The product of their work was a sound report with a well-crafted compromise solution. The preamble to the report says: “The President and the leaders of both parties in both chambers of Congress asked us to address the nation’s fiscal challenges in this decade and beyond. We have worked to offer an aggressive, fair, balanced, and bipartisan proposal—a  proposal as serious as the problems we face. None of us likes every element of our plan, and each of us had to tolerate provisions we previously or presently oppose in order to reach a principled ompromise. We were willing to put our differences aside to forge a plan because our nation will certainly be lost without one.”3
(Emphasis added.)

The Simpson-Bowles report provided an actual, comprehensive solution. Why did it go nowhere? While there was bipartisan support from numerous legislators, this wasn’t enough. In practice, neither party was willing to go against its party orthodoxy, or to give up or even compromise on any of its special interests. Instead, Simpson-Bowles died a bipartisan death.

Representative Paul Ryan, who served on the Commission, voted against it. President Obama, who created the Commission, declined to forcefully support it. No other legislators jumped in to save it (though some from both parties were courageous enough to voice public support). Most legislators were unwilling to go against their party line and risk a primary challenge from their right or their left.

Simpson-Bowles also demonstrates another important reality: The duopoly controlling today’s political competition has no accountability for results. Neither Representative Ryan nor President Obama nor Congress paid a political price for failing to deliver a solution to this pressing national problem.

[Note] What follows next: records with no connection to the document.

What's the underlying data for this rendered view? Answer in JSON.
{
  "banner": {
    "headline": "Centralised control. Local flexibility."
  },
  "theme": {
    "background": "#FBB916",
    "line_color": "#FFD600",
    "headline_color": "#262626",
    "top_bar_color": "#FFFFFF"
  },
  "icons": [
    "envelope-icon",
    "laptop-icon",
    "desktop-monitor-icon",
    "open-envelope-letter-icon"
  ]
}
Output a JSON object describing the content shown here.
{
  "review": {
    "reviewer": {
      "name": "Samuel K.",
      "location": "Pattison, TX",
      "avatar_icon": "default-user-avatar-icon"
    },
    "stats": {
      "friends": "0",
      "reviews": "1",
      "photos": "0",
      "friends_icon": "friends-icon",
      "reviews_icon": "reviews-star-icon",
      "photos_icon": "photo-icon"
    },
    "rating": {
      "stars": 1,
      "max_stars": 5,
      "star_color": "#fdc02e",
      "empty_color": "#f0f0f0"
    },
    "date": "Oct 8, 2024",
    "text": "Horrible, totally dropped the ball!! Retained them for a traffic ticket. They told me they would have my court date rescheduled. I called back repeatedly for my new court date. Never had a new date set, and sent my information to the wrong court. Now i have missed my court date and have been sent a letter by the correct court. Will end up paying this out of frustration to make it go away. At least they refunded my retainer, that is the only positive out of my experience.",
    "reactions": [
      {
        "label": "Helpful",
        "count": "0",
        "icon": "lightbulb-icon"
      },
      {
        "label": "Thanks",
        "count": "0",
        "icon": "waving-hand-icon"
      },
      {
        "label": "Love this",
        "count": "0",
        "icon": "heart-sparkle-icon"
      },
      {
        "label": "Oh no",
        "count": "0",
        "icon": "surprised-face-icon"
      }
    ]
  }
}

President Obama won a second term, Representative Ryan became Speaker of the House, and the re-election rate in Congress was 90%.4